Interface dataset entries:
........
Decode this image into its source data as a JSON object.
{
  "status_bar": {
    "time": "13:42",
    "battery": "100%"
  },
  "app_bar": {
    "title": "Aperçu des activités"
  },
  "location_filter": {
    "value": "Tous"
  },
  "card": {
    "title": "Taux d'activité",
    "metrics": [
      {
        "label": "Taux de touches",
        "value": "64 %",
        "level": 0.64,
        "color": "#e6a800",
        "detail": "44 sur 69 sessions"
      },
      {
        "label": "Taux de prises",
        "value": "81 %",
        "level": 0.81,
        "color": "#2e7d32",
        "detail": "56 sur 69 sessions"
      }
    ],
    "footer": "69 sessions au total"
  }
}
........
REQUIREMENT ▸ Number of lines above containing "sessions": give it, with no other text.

THE ANSWER ▸ 3